“He imitates their behavior,” she said, “so of course, we want him imitating normal behavior.”

Ah. There it is.

It’s hard to make autism mom friends.

I don’t expect everyone to do things exactly the way I’d do them. Quite the opposite, really– I need my friends to help me navigate, not just tell me I’m holding the map correctly as we head for an iceberg. I don’t want yes-men, I want other ideas. Other possibilities. Gentle prodding, telling me to consider another angle sometimes. This is all uncomfortable but good.


There’s a foundation to be laid, and everything surrounding autism is rife with controversy. Some things I can’t abide, and seemingly minor parenting decisions all point back to methodologies and philosophies of raising autistic kids that turn really quickly into friendship barriers.

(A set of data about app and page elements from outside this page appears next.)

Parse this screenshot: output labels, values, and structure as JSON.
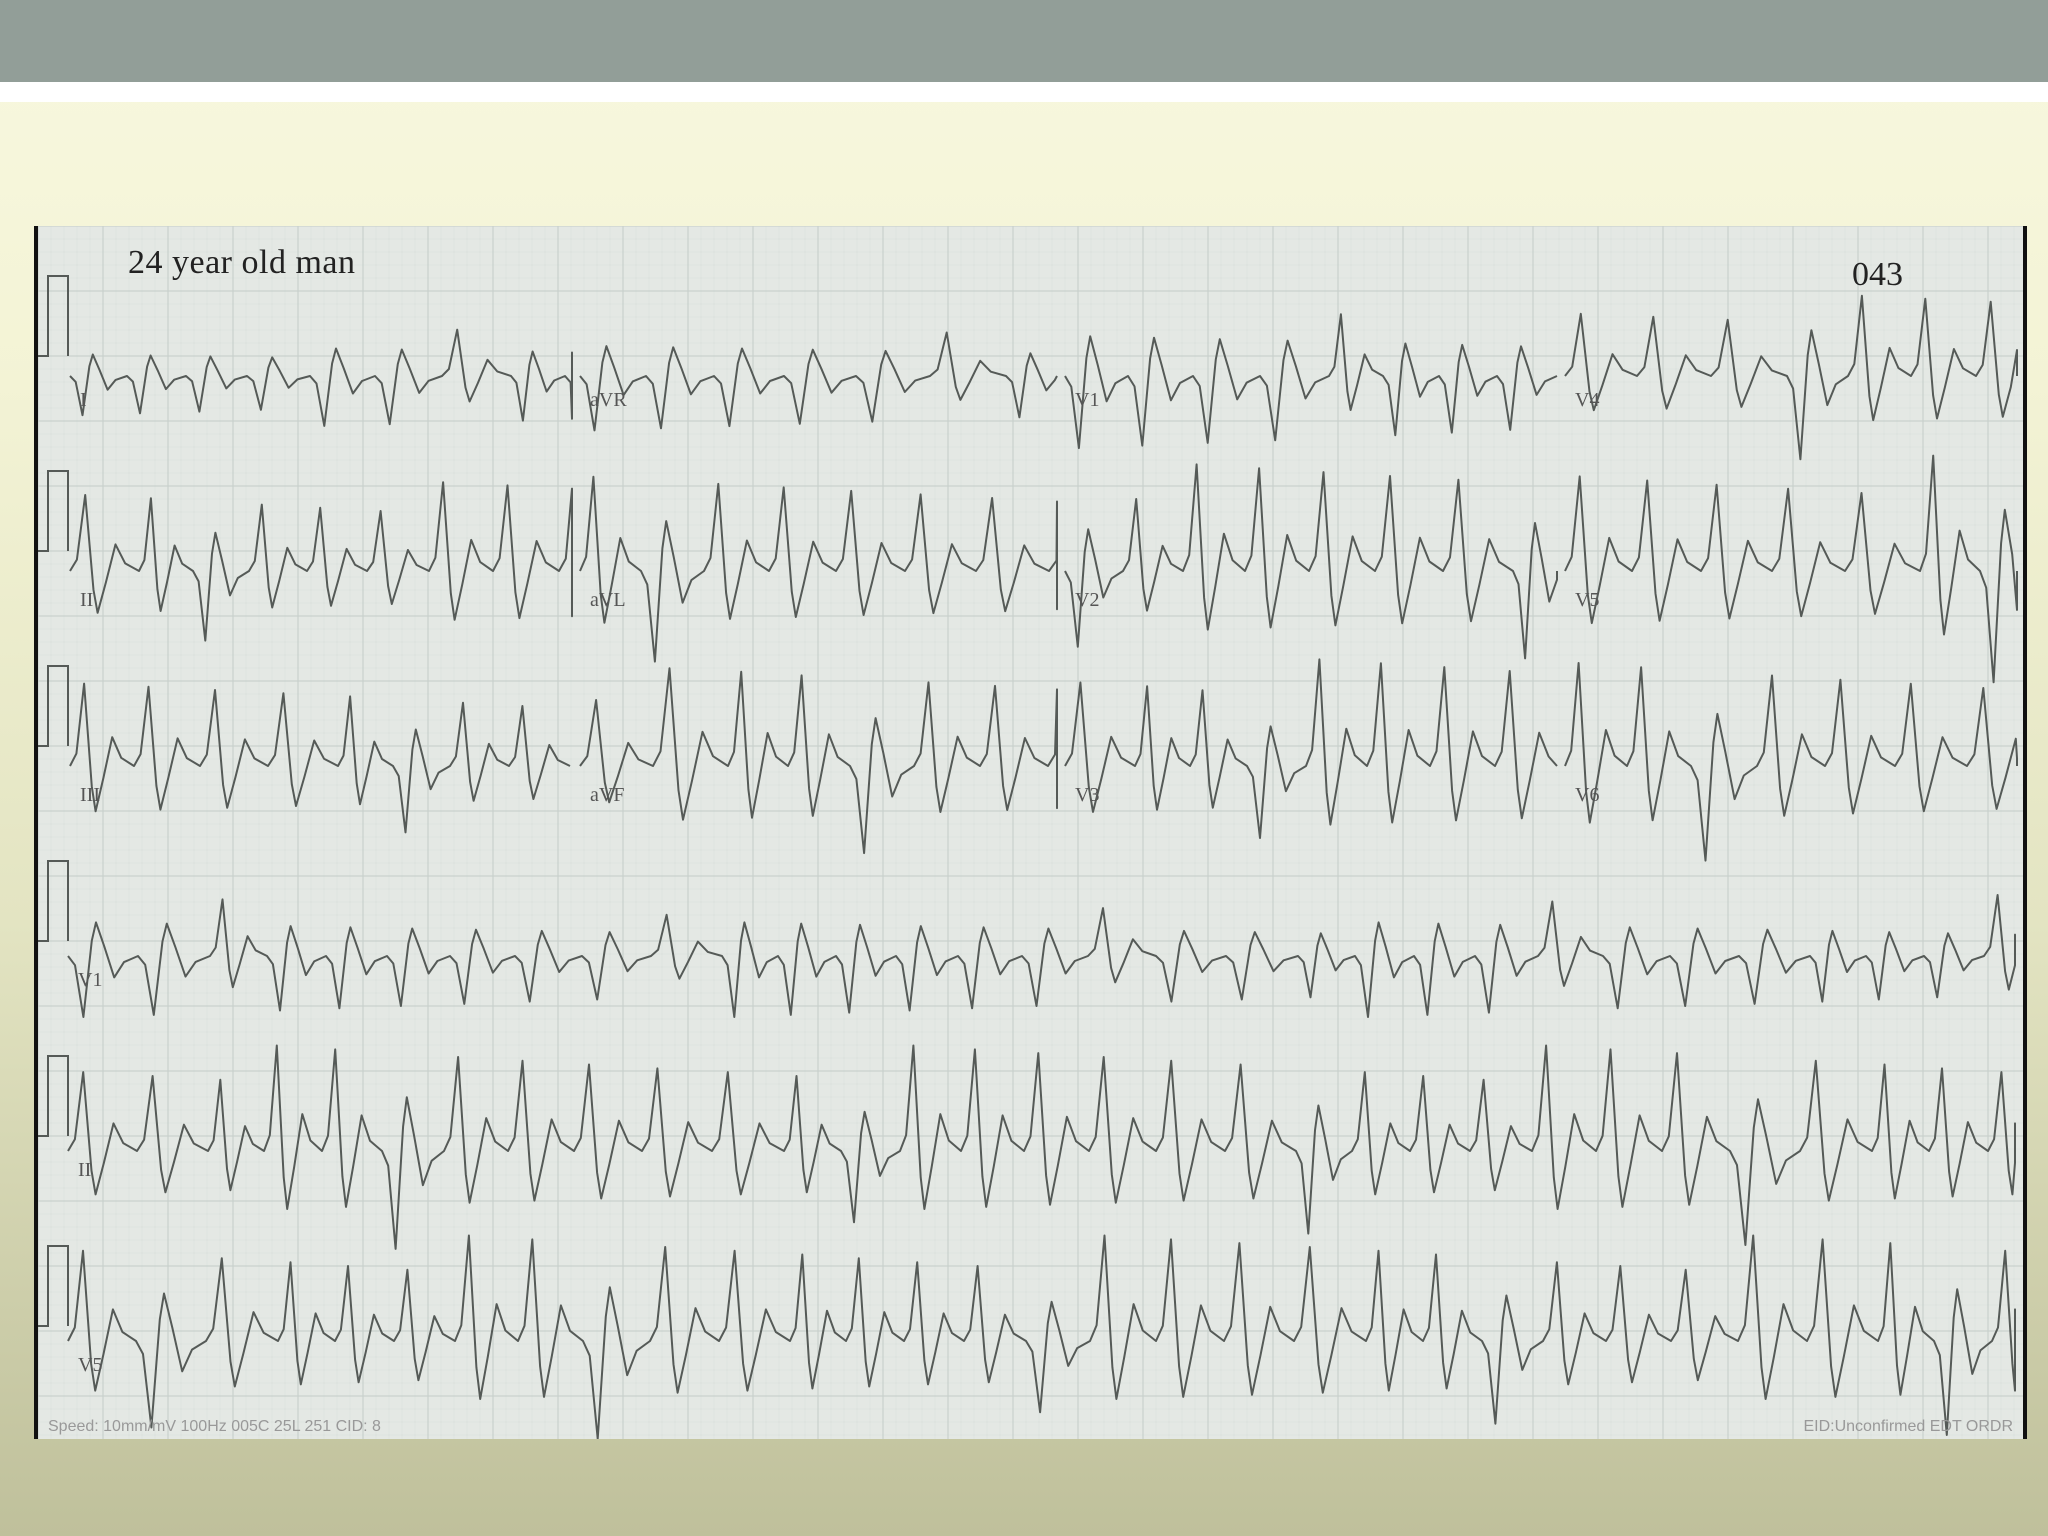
{
  "slide": {
    "colors": {
      "top_bar": "#929e98",
      "paper": "#e4e8e4",
      "trace": "#555a57",
      "grid": "#c7cfcb"
    }
  },
  "ecg": {
    "title": "24 year old man",
    "id": "043",
    "rows": [
      [
        "I",
        "aVR",
        "V1",
        "V4"
      ],
      [
        "II",
        "aVL",
        "V2",
        "V5"
      ],
      [
        "III",
        "aVF",
        "V3",
        "V6"
      ],
      [
        "V1"
      ],
      [
        "II"
      ],
      [
        "V5"
      ]
    ],
    "footer_left": [
      "Speed:",
      "10mm/mV",
      "100Hz",
      "005C",
      "25L 251",
      "CID: 8"
    ],
    "footer_right": "EID:Unconfirmed EDT ORDR"
  }
}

I’m okay with a friend feeding her kid M&Ms for dinner on Thursday because the kid has been screaming all day and her spouse has been on a business trip and she’s just exhausted. I’m okay with it because I’ve been there. The hypothetical friend and I share the philosophy that sometimes you just gotta lean in and roll with it because toddlers are terrifying and mighty creatures, and as long as your life consists of a baseline of 95% good choices and 5% survival choices, you’re probably doing okay. But I would not be able to maintain a friendship long-term with someone who fed their kids M&Ms for dinner every night for weeks on end, with no concern for nutrition. There is a fundamental difference.

I can’t sustain a long-term “we understand each other, and being friends with you fills the hole that my non-autism-parent friends just can’t” relationship with someone whose primary concern for her child is that he learn to adapt and imitate “normal” kids (normal really is one of my least favorite words), or someone who doesn’t consider how it might feel to deprive her child of the chance to have an autistic friend who “gets” him. It makes me wonder if she sees him spinning and vocalizing with joy in the waiting room– bothering absolutely no one– and processes the event through the filter of how she thinks other people are seeing him. He’s a sweet little boy! I love the happy sounds he makes. I love the happy sounds my girls make, too– even the impish little noises that tell me specifically in what way Chicken is misbehaving (she actually has different happy noises for bothering the dog, taking the roll of contact paper out of the art cabinet she’s not meant to be in, and climbing on the table). It’s part of who my girls are.

I won’t fault a parent for having a hard time with autism itself, and I know it’s controversial to even suggest separating out autism from the autistic person, but listen– at the very least, the happy parts of autism are part of your child. Maybe the hard parts with seizures and sensory overload and screaming and anxiety, those you are allowed to separate out and get angry at. But damn, enjoy the happy noises, even if they happen in an otherwise quiet waiting room. It’s cute as hell and it’s communication. Normal is stupid and boring.

There are other reasons to be wary of potential autism mom friends. I run waaaay the hell in the other direction when vaccines get introduced into the conversation. No one ever brings that up at all unless it’s to question if they played a role. I won’t even entertain that one anymore. That’s red flag #1. Other little things, I can handle. I do ABA, you do FloorTime or SonRise? That’s okay! We don’t have to live out our days in identical fashion to relate to one another. But the premise has to match, and in the volatile autism world, it’s hard to line that piece up with someone else and get a match.

I do have a few autism mom friends, and luckily, some are even local. At the very least, finding your tribe is a bit easier when the internet lets you cast a wide net. But man… those incidental moments when a potential friend seems to serendipitously appear before you? I wish more of those could work out. It means so much to be able to lock eyes across the waiting room and tell someone without words that you understand.